- Required action:
Please reproduce the whole listing without altering anything.

- Data shown:
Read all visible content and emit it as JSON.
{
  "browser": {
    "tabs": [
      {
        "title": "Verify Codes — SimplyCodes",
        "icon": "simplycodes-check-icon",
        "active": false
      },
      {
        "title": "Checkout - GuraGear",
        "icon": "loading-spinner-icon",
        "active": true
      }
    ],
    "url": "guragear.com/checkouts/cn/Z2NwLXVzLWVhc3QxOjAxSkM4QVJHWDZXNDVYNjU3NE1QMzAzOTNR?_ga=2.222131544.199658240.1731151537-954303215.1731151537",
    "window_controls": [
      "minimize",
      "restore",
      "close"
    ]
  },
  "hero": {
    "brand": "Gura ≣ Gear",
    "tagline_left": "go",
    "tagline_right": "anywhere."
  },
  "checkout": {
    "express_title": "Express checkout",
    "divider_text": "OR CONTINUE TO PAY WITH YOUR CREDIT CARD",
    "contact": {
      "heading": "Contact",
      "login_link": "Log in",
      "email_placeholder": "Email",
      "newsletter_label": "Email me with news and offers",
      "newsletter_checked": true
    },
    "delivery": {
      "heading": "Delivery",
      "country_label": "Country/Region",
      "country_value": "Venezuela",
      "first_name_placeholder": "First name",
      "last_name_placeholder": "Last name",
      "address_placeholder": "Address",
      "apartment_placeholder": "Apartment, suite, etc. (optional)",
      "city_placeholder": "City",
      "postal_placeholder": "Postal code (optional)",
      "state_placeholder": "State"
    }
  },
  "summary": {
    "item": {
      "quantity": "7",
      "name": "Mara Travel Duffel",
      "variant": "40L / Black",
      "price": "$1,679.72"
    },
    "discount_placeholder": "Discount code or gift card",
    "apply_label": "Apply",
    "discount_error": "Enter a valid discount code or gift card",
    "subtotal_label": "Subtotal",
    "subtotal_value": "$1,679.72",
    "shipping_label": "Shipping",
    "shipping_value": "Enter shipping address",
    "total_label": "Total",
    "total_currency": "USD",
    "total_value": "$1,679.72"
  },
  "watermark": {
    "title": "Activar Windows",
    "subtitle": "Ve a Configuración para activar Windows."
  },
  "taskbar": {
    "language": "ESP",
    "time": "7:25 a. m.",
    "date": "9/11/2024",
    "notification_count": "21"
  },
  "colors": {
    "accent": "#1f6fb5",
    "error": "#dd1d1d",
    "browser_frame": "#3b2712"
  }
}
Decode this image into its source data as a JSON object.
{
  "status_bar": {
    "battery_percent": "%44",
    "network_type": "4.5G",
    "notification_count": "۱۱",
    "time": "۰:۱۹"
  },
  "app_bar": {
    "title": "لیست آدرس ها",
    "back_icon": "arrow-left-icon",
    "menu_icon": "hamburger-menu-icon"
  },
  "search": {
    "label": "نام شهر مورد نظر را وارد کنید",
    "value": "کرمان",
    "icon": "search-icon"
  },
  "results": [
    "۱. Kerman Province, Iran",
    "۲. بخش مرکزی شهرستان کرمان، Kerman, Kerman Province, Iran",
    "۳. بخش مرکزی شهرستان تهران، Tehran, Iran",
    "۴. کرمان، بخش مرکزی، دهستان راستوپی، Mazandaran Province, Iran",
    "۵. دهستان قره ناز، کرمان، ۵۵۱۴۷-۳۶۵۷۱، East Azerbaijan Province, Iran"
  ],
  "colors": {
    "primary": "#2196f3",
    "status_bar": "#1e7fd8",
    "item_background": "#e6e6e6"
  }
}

- Written solution:
Read all visible content and emit it as JSON.
{
  "browser": {
    "tabs": [
      {
        "title": "Verify Codes — SimplyCodes",
        "icon": "simplycodes-check-icon",
        "active": false
      },
      {
        "title": "Checkout - GuraGear",
        "icon": "loading-spinner-icon",
        "active": true
      }
    ],
    "url": "guragear.com/checkouts/cn/Z2NwLXVzLWVhc3QxOjAxSkM4QVJHWDZXNDVYNjU3NE1QMzAzOTNR?_ga=2.222131544.199658240.1731151537-954303215.1731151537",
    "window_controls": [
      "minimize",
      "restore",
      "close"
    ]
  },
  "hero": {
    "brand": "Gura ≣ Gear",
    "tagline_left": "go",
    "tagline_right": "anywhere."
  },
  "checkout": {
    "express_title": "Express checkout",
    "divider_text": "OR CONTINUE TO PAY WITH YOUR CREDIT CARD",
    "contact": {
      "heading": "Contact",
      "login_link": "Log in",
      "email_placeholder": "Email",
      "newsletter_label": "Email me with news and offers",
      "newsletter_checked": true
    },
    "delivery": {
      "heading": "Delivery",
      "country_label": "Country/Region",
      "country_value": "Venezuela",
      "first_name_placeholder": "First name",
      "last_name_placeholder": "Last name",
      "address_placeholder": "Address",
      "apartment_placeholder": "Apartment, suite, etc. (optional)",
      "city_placeholder": "City",
      "postal_placeholder": "Postal code (optional)",
      "state_placeholder": "State"
    }
  },
  "summary": {
    "item": {
      "quantity": "7",
      "name": "Mara Travel Duffel",
      "variant": "40L / Black",
      "price": "$1,679.72"
    },
    "discount_placeholder": "Discount code or gift card",
    "apply_label": "Apply",
    "discount_error": "Enter a valid discount code or gift card",
    "subtotal_label": "Subtotal",
    "subtotal_value": "$1,679.72",
    "shipping_label": "Shipping",
    "shipping_value": "Enter shipping address",
    "total_label": "Total",
    "total_currency": "USD",
    "total_value": "$1,679.72"
  },
  "watermark": {
    "title": "Activar Windows",
    "subtitle": "Ve a Configuración para activar Windows."
  },
  "taskbar": {
    "language": "ESP",
    "time": "7:25 a. m.",
    "date": "9/11/2024",
    "notification_count": "21"
  },
  "colors": {
    "accent": "#1f6fb5",
    "error": "#dd1d1d",
    "browser_frame": "#3b2712"
  }
}
Decode this image into its source data as a JSON object.
{
  "status_bar": {
    "battery_percent": "%44",
    "network_type": "4.5G",
    "notification_count": "۱۱",
    "time": "۰:۱۹"
  },
  "app_bar": {
    "title": "لیست آدرس ها",
    "back_icon": "arrow-left-icon",
    "menu_icon": "hamburger-menu-icon"
  },
  "search": {
    "label": "نام شهر مورد نظر را وارد کنید",
    "value": "کرمان",
    "icon": "search-icon"
  },
  "results": [
    "۱. Kerman Province, Iran",
    "۲. بخش مرکزی شهرستان کرمان، Kerman, Kerman Province, Iran",
    "۳. بخش مرکزی شهرستان تهران، Tehran, Iran",
    "۴. کرمان، بخش مرکزی، دهستان راستوپی، Mazandaran Province, Iran",
    "۵. دهستان قره ناز، کرمان، ۵۵۱۴۷-۳۶۵۷۱، East Azerbaijan Province, Iran"
  ],
  "colors": {
    "primary": "#2196f3",
    "status_bar": "#1e7fd8",
    "item_background": "#e6e6e6"
  }
}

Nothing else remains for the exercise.